> **Activity**: Quote the entries in full, character for character, without their images.

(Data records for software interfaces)

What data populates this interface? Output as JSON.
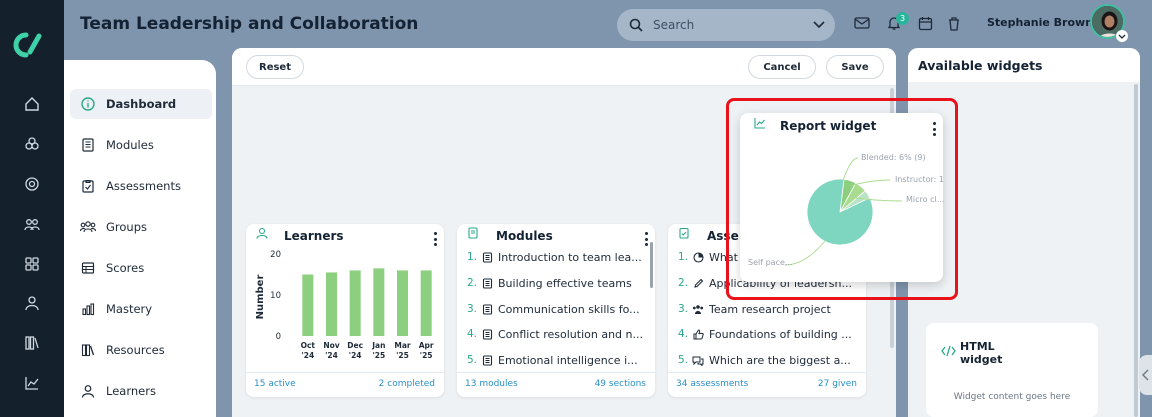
{
  "header": {
    "title": "Team Leadership and Collaboration",
    "search_placeholder": "Search",
    "notification_count": "3",
    "user_name": "Stephanie Brown"
  },
  "sidebar": {
    "items": [
      {
        "label": "Dashboard",
        "icon": "info-circle-icon",
        "active": true
      },
      {
        "label": "Modules",
        "icon": "book-icon"
      },
      {
        "label": "Assessments",
        "icon": "clipboard-icon"
      },
      {
        "label": "Groups",
        "icon": "users-icon"
      },
      {
        "label": "Scores",
        "icon": "table-icon"
      },
      {
        "label": "Mastery",
        "icon": "bar-chart-icon"
      },
      {
        "label": "Resources",
        "icon": "books-icon"
      },
      {
        "label": "Learners",
        "icon": "user-icon"
      }
    ]
  },
  "toolbar": {
    "reset": "Reset",
    "cancel": "Cancel",
    "save": "Save"
  },
  "learners_card": {
    "title": "Learners",
    "ylabel": "Number",
    "footer_left": "15 active",
    "footer_right": "2 completed",
    "chart_data": {
      "type": "bar",
      "categories": [
        "Oct\n'24",
        "Nov\n'24",
        "Dec\n'24",
        "Jan\n'25",
        "Mar\n'25",
        "Apr\n'25"
      ],
      "tick_labels": [
        [
          "Oct",
          "'24"
        ],
        [
          "Nov",
          "'24"
        ],
        [
          "Dec",
          "'24"
        ],
        [
          "Jan",
          "'25"
        ],
        [
          "Mar",
          "'25"
        ],
        [
          "Apr",
          "'25"
        ]
      ],
      "values": [
        15,
        15.5,
        16,
        16.5,
        16,
        16
      ],
      "ylabel": "Number",
      "ylim": [
        0,
        20
      ],
      "yticks": [
        "20",
        "10",
        "0"
      ],
      "color": "#8ccf7e"
    }
  },
  "modules_card": {
    "title": "Modules",
    "items": [
      {
        "n": "1.",
        "text": "Introduction to team lea..."
      },
      {
        "n": "2.",
        "text": "Building effective teams"
      },
      {
        "n": "3.",
        "text": "Communication skills fo..."
      },
      {
        "n": "4.",
        "text": "Conflict resolution and n..."
      },
      {
        "n": "5.",
        "text": "Emotional intelligence i..."
      }
    ],
    "footer_left": "13 modules",
    "footer_right": "49 sections"
  },
  "assessments_card": {
    "title": "Asse",
    "items": [
      {
        "n": "1.",
        "text": "What",
        "icon": "pie-icon"
      },
      {
        "n": "2.",
        "text": "Applicability of leadersh...",
        "icon": "pencil-icon"
      },
      {
        "n": "3.",
        "text": "Team research project",
        "icon": "users-icon"
      },
      {
        "n": "4.",
        "text": "Foundations of building ...",
        "icon": "thumbs-up-icon"
      },
      {
        "n": "5.",
        "text": "Which are the biggest a...",
        "icon": "chat-icon"
      }
    ],
    "footer_left": "34 assessments",
    "footer_right": "27 given"
  },
  "report_widget": {
    "title": "Report widget",
    "chart_data": {
      "type": "pie",
      "labels": [
        "Self pace...",
        "Blended: 6% (9)",
        "Instructor: 1",
        "Micro cl..."
      ],
      "values": [
        84,
        6,
        6,
        4
      ],
      "colors": [
        "#7fd6c0",
        "#8ccf7e",
        "#a9dc8f",
        "#b9e2c6"
      ]
    }
  },
  "right_panel": {
    "title": "Available widgets",
    "html_widget_title": "HTML widget",
    "html_widget_body": "Widget content goes here"
  },
  "colors": {
    "accent": "#2aa889",
    "link": "#2a90c8",
    "highlight": "#e8121a"
  }
}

> **Reply**:
What data populates this interface? Output as JSON.
{
  "header": {
    "title": "Team Leadership and Collaboration",
    "search_placeholder": "Search",
    "notification_count": "3",
    "user_name": "Stephanie Brown"
  },
  "sidebar": {
    "items": [
      {
        "label": "Dashboard",
        "icon": "info-circle-icon",
        "active": true
      },
      {
        "label": "Modules",
        "icon": "book-icon"
      },
      {
        "label": "Assessments",
        "icon": "clipboard-icon"
      },
      {
        "label": "Groups",
        "icon": "users-icon"
      },
      {
        "label": "Scores",
        "icon": "table-icon"
      },
      {
        "label": "Mastery",
        "icon": "bar-chart-icon"
      },
      {
        "label": "Resources",
        "icon": "books-icon"
      },
      {
        "label": "Learners",
        "icon": "user-icon"
      }
    ]
  },
  "toolbar": {
    "reset": "Reset",
    "cancel": "Cancel",
    "save": "Save"
  },
  "learners_card": {
    "title": "Learners",
    "ylabel": "Number",
    "footer_left": "15 active",
    "footer_right": "2 completed",
    "chart_data": {
      "type": "bar",
      "categories": [
        "Oct\n'24",
        "Nov\n'24",
        "Dec\n'24",
        "Jan\n'25",
        "Mar\n'25",
        "Apr\n'25"
      ],
      "tick_labels": [
        [
          "Oct",
          "'24"
        ],
        [
          "Nov",
          "'24"
        ],
        [
          "Dec",
          "'24"
        ],
        [
          "Jan",
          "'25"
        ],
        [
          "Mar",
          "'25"
        ],
        [
          "Apr",
          "'25"
        ]
      ],
      "values": [
        15,
        15.5,
        16,
        16.5,
        16,
        16
      ],
      "ylabel": "Number",
      "ylim": [
        0,
        20
      ],
      "yticks": [
        "20",
        "10",
        "0"
      ],
      "color": "#8ccf7e"
    }
  },
  "modules_card": {
    "title": "Modules",
    "items": [
      {
        "n": "1.",
        "text": "Introduction to team lea..."
      },
      {
        "n": "2.",
        "text": "Building effective teams"
      },
      {
        "n": "3.",
        "text": "Communication skills fo..."
      },
      {
        "n": "4.",
        "text": "Conflict resolution and n..."
      },
      {
        "n": "5.",
        "text": "Emotional intelligence i..."
      }
    ],
    "footer_left": "13 modules",
    "footer_right": "49 sections"
  },
  "assessments_card": {
    "title": "Asse",
    "items": [
      {
        "n": "1.",
        "text": "What",
        "icon": "pie-icon"
      },
      {
        "n": "2.",
        "text": "Applicability of leadersh...",
        "icon": "pencil-icon"
      },
      {
        "n": "3.",
        "text": "Team research project",
        "icon": "users-icon"
      },
      {
        "n": "4.",
        "text": "Foundations of building ...",
        "icon": "thumbs-up-icon"
      },
      {
        "n": "5.",
        "text": "Which are the biggest a...",
        "icon": "chat-icon"
      }
    ],
    "footer_left": "34 assessments",
    "footer_right": "27 given"
  },
  "report_widget": {
    "title": "Report widget",
    "chart_data": {
      "type": "pie",
      "labels": [
        "Self pace...",
        "Blended: 6% (9)",
        "Instructor: 1",
        "Micro cl..."
      ],
      "values": [
        84,
        6,
        6,
        4
      ],
      "colors": [
        "#7fd6c0",
        "#8ccf7e",
        "#a9dc8f",
        "#b9e2c6"
      ]
    }
  },
  "right_panel": {
    "title": "Available widgets",
    "html_widget_title": "HTML widget",
    "html_widget_body": "Widget content goes here"
  },
  "colors": {
    "accent": "#2aa889",
    "link": "#2a90c8",
    "highlight": "#e8121a"
  }
}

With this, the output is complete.